VR can also offer a highly customizable experience, allowing therapists to adjust the difficulty level and type of tasks to suit the patient’s individual needs. This personalized approach aligns with the broader focus on individualized CRT, making VR a fitting addition to cognitive rehab programs.

Moreover, VR can also facilitate long-term therapy. As patients can use VR at home, they are more likely to continue their exercises outside of the clinical setting, promoting sustained cognitive improvement.

Conclusion: The Future of Cognitive Rehabilitation

Looking ahead, the future of cognitive rehabilitation after traumatic brain injury is promising. Our understanding of TBI and its impact on cognitive functions continues to evolve, leading to more effective and personalized therapy strategies.

The role of CRT as an evidence-based approach is undeniable, with research on platforms like PubMed and Google Scholar consistently affirming its effectiveness. By adopting an individualized approach, we can tailor CRT to address the unique cognitive impairments and goals of each TBI patient.

Incorporating technology, whether it’s digital tools from Google, cognitive training apps, or virtual reality, adds another layer of personalization and accessibility to therapy. These tools provide practical ways for patients to continue their therapy at home and see the impact of their progress in their daily life.

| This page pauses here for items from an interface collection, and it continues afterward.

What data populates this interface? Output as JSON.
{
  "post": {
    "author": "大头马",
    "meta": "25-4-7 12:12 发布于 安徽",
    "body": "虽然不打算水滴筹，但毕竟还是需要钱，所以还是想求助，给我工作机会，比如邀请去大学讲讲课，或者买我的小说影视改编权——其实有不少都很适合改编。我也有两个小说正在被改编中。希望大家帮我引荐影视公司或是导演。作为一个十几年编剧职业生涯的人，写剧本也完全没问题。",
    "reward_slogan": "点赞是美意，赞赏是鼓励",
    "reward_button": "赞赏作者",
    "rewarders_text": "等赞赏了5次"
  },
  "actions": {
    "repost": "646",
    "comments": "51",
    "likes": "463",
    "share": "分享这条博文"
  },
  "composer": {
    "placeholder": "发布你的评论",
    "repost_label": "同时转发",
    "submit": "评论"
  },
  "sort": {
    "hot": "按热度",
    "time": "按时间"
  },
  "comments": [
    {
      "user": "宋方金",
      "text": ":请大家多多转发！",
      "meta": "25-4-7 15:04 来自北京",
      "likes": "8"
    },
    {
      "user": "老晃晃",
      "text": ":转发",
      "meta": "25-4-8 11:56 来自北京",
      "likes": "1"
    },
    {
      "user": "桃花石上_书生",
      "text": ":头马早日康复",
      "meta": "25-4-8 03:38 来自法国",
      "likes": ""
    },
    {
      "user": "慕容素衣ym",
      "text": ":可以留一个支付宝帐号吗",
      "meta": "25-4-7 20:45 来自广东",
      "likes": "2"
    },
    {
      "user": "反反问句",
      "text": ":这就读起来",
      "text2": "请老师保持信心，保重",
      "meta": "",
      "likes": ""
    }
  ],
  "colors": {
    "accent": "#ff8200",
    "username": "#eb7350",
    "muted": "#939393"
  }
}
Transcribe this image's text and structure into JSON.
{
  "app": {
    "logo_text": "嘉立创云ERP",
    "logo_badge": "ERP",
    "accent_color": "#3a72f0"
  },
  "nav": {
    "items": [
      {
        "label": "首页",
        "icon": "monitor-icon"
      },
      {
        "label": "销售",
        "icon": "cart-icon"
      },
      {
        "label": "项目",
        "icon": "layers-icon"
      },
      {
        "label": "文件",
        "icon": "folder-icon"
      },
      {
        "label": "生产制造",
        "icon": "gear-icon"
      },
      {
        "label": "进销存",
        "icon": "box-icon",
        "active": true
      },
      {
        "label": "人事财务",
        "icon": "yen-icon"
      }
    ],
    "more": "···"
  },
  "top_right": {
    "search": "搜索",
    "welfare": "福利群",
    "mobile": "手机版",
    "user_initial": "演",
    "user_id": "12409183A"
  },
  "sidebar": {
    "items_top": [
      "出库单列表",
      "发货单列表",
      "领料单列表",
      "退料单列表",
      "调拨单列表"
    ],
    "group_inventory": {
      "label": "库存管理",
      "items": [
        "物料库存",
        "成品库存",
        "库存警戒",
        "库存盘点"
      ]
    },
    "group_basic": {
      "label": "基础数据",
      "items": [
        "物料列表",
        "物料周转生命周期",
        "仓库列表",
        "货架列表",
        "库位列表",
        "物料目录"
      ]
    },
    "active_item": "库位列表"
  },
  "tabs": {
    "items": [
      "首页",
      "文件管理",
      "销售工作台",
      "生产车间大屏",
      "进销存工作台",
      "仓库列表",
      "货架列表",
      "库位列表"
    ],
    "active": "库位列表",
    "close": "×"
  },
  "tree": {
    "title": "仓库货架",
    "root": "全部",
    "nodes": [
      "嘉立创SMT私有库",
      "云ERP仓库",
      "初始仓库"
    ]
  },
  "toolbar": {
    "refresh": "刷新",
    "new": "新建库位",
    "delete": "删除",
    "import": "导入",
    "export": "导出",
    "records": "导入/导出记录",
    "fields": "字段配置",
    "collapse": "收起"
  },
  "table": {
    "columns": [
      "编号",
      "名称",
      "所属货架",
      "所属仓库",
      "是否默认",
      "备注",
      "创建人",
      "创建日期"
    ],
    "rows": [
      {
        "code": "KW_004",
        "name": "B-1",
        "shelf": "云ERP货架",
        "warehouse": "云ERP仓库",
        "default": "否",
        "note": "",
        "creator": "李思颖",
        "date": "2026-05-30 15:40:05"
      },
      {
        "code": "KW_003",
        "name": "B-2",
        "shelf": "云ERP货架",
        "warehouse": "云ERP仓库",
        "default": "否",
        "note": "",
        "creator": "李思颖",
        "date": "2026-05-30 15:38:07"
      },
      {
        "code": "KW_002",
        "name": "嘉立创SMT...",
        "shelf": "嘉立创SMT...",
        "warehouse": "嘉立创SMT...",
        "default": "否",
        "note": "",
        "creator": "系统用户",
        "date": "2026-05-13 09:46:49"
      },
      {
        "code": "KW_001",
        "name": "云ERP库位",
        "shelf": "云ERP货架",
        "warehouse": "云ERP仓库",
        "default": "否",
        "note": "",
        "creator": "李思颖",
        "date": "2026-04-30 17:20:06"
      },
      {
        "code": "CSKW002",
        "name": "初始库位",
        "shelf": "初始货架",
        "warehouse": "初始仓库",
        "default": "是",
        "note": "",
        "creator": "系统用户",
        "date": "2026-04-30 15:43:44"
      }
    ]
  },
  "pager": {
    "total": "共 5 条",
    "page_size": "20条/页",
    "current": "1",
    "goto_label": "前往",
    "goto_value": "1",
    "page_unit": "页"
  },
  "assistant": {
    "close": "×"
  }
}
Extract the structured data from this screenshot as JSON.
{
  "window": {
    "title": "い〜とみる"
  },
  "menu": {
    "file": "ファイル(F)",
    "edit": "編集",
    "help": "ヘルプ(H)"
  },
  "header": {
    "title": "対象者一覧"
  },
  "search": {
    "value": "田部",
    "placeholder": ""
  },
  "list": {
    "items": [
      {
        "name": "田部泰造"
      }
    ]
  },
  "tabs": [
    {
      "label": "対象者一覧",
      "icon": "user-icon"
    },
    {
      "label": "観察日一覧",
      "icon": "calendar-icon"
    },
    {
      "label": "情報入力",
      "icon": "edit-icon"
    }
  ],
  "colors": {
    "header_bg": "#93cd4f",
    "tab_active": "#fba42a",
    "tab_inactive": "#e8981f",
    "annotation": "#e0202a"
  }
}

Ultimately, optimizing cognitive rehabilitation is about empowering TBI patients. Whether it’s through improving problem-solving skills, enhancing executive functions, or making therapy more engaging with VR, the goal remains the same: to help individuals regain their cognitive abilities and improve their quality of life after a traumatic brain injury.